::: Exercise materials :::

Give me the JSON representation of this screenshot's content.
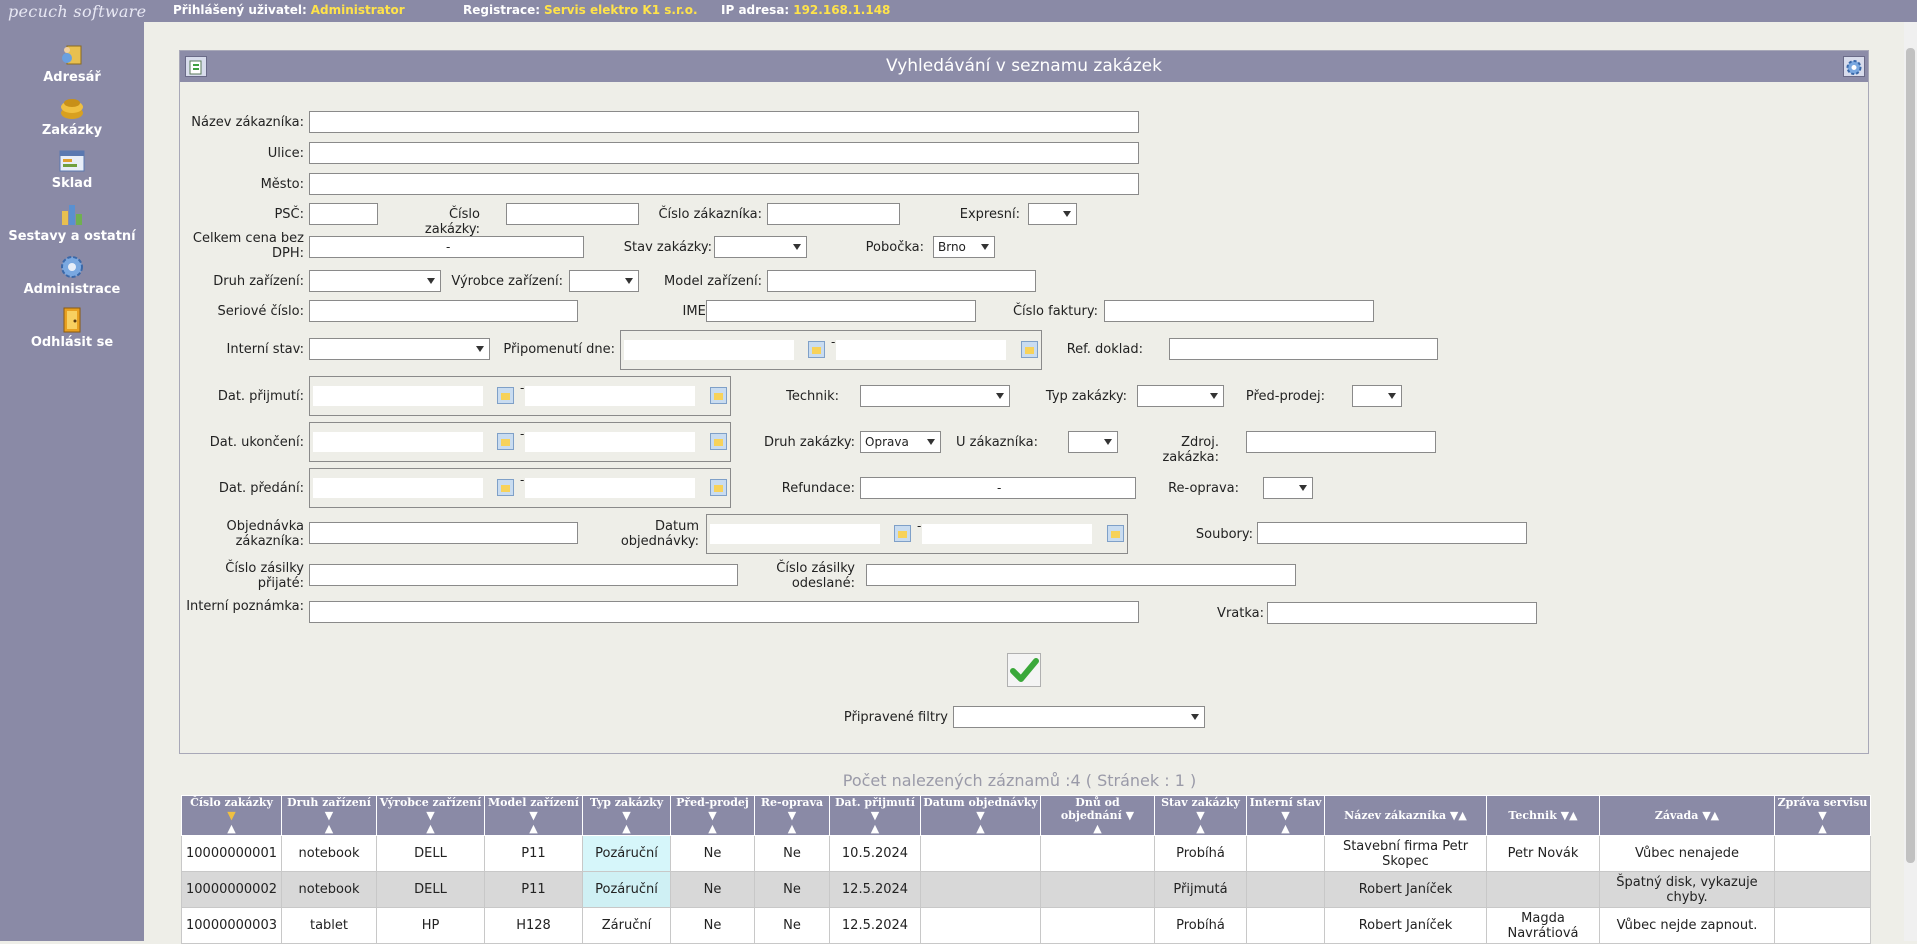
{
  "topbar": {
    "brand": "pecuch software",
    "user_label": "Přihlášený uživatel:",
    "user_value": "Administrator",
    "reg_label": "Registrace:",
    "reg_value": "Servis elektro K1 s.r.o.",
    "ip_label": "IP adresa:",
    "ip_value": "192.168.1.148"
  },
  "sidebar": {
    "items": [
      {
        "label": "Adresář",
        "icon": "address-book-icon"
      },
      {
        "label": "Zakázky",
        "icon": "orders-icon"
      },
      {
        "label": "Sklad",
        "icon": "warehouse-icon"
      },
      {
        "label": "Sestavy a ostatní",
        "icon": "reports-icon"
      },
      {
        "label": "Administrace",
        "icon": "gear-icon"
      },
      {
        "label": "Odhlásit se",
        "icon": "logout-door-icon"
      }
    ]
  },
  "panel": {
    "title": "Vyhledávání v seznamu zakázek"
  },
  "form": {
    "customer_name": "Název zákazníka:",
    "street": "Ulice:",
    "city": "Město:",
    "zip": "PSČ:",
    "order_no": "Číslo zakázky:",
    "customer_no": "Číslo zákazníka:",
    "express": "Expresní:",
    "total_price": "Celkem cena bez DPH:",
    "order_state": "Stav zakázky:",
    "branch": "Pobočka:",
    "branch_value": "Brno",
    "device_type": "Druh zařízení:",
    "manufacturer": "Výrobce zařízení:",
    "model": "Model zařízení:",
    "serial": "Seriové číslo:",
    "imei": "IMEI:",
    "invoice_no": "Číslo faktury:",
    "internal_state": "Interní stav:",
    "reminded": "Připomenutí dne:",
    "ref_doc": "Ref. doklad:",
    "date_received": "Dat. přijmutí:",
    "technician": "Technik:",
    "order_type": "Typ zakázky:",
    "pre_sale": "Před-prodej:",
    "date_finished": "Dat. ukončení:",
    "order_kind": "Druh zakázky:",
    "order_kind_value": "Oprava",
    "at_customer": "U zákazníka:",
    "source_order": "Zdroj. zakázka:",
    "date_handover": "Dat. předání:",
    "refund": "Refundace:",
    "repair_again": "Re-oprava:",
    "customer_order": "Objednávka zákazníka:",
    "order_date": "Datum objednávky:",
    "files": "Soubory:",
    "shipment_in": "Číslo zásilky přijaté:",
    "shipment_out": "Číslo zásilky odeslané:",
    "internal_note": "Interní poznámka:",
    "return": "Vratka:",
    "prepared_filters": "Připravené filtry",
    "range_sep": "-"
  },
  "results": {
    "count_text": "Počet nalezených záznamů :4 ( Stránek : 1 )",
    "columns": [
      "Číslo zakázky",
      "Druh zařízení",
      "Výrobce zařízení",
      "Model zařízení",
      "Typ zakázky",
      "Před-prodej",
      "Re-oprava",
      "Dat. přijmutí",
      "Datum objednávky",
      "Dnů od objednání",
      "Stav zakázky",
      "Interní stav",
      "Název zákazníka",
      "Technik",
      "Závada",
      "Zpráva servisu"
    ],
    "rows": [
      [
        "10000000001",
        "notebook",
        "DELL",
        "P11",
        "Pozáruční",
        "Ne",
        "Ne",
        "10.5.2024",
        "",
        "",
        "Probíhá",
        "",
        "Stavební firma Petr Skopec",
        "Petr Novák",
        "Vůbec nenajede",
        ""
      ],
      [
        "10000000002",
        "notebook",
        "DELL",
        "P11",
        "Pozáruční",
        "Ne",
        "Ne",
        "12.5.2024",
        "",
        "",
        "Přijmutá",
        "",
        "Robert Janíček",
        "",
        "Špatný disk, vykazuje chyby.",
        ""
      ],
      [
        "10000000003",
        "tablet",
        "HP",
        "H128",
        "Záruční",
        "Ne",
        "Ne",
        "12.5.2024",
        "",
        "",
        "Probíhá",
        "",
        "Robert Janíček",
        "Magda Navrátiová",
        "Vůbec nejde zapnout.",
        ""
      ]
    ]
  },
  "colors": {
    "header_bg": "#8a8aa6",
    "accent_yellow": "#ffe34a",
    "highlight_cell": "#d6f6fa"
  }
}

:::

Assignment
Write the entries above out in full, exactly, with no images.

Answer to the exercise
Give me the JSON representation of this screenshot's content.
{
  "topbar": {
    "brand": "pecuch software",
    "user_label": "Přihlášený uživatel:",
    "user_value": "Administrator",
    "reg_label": "Registrace:",
    "reg_value": "Servis elektro K1 s.r.o.",
    "ip_label": "IP adresa:",
    "ip_value": "192.168.1.148"
  },
  "sidebar": {
    "items": [
      {
        "label": "Adresář",
        "icon": "address-book-icon"
      },
      {
        "label": "Zakázky",
        "icon": "orders-icon"
      },
      {
        "label": "Sklad",
        "icon": "warehouse-icon"
      },
      {
        "label": "Sestavy a ostatní",
        "icon": "reports-icon"
      },
      {
        "label": "Administrace",
        "icon": "gear-icon"
      },
      {
        "label": "Odhlásit se",
        "icon": "logout-door-icon"
      }
    ]
  },
  "panel": {
    "title": "Vyhledávání v seznamu zakázek"
  },
  "form": {
    "customer_name": "Název zákazníka:",
    "street": "Ulice:",
    "city": "Město:",
    "zip": "PSČ:",
    "order_no": "Číslo zakázky:",
    "customer_no": "Číslo zákazníka:",
    "express": "Expresní:",
    "total_price": "Celkem cena bez DPH:",
    "order_state": "Stav zakázky:",
    "branch": "Pobočka:",
    "branch_value": "Brno",
    "device_type": "Druh zařízení:",
    "manufacturer": "Výrobce zařízení:",
    "model": "Model zařízení:",
    "serial": "Seriové číslo:",
    "imei": "IMEI:",
    "invoice_no": "Číslo faktury:",
    "internal_state": "Interní stav:",
    "reminded": "Připomenutí dne:",
    "ref_doc": "Ref. doklad:",
    "date_received": "Dat. přijmutí:",
    "technician": "Technik:",
    "order_type": "Typ zakázky:",
    "pre_sale": "Před-prodej:",
    "date_finished": "Dat. ukončení:",
    "order_kind": "Druh zakázky:",
    "order_kind_value": "Oprava",
    "at_customer": "U zákazníka:",
    "source_order": "Zdroj. zakázka:",
    "date_handover": "Dat. předání:",
    "refund": "Refundace:",
    "repair_again": "Re-oprava:",
    "customer_order": "Objednávka zákazníka:",
    "order_date": "Datum objednávky:",
    "files": "Soubory:",
    "shipment_in": "Číslo zásilky přijaté:",
    "shipment_out": "Číslo zásilky odeslané:",
    "internal_note": "Interní poznámka:",
    "return": "Vratka:",
    "prepared_filters": "Připravené filtry",
    "range_sep": "-"
  },
  "results": {
    "count_text": "Počet nalezených záznamů :4 ( Stránek : 1 )",
    "columns": [
      "Číslo zakázky",
      "Druh zařízení",
      "Výrobce zařízení",
      "Model zařízení",
      "Typ zakázky",
      "Před-prodej",
      "Re-oprava",
      "Dat. přijmutí",
      "Datum objednávky",
      "Dnů od objednání",
      "Stav zakázky",
      "Interní stav",
      "Název zákazníka",
      "Technik",
      "Závada",
      "Zpráva servisu"
    ],
    "rows": [
      [
        "10000000001",
        "notebook",
        "DELL",
        "P11",
        "Pozáruční",
        "Ne",
        "Ne",
        "10.5.2024",
        "",
        "",
        "Probíhá",
        "",
        "Stavební firma Petr Skopec",
        "Petr Novák",
        "Vůbec nenajede",
        ""
      ],
      [
        "10000000002",
        "notebook",
        "DELL",
        "P11",
        "Pozáruční",
        "Ne",
        "Ne",
        "12.5.2024",
        "",
        "",
        "Přijmutá",
        "",
        "Robert Janíček",
        "",
        "Špatný disk, vykazuje chyby.",
        ""
      ],
      [
        "10000000003",
        "tablet",
        "HP",
        "H128",
        "Záruční",
        "Ne",
        "Ne",
        "12.5.2024",
        "",
        "",
        "Probíhá",
        "",
        "Robert Janíček",
        "Magda Navrátiová",
        "Vůbec nejde zapnout.",
        ""
      ]
    ]
  },
  "colors": {
    "header_bg": "#8a8aa6",
    "accent_yellow": "#ffe34a",
    "highlight_cell": "#d6f6fa"
  }
}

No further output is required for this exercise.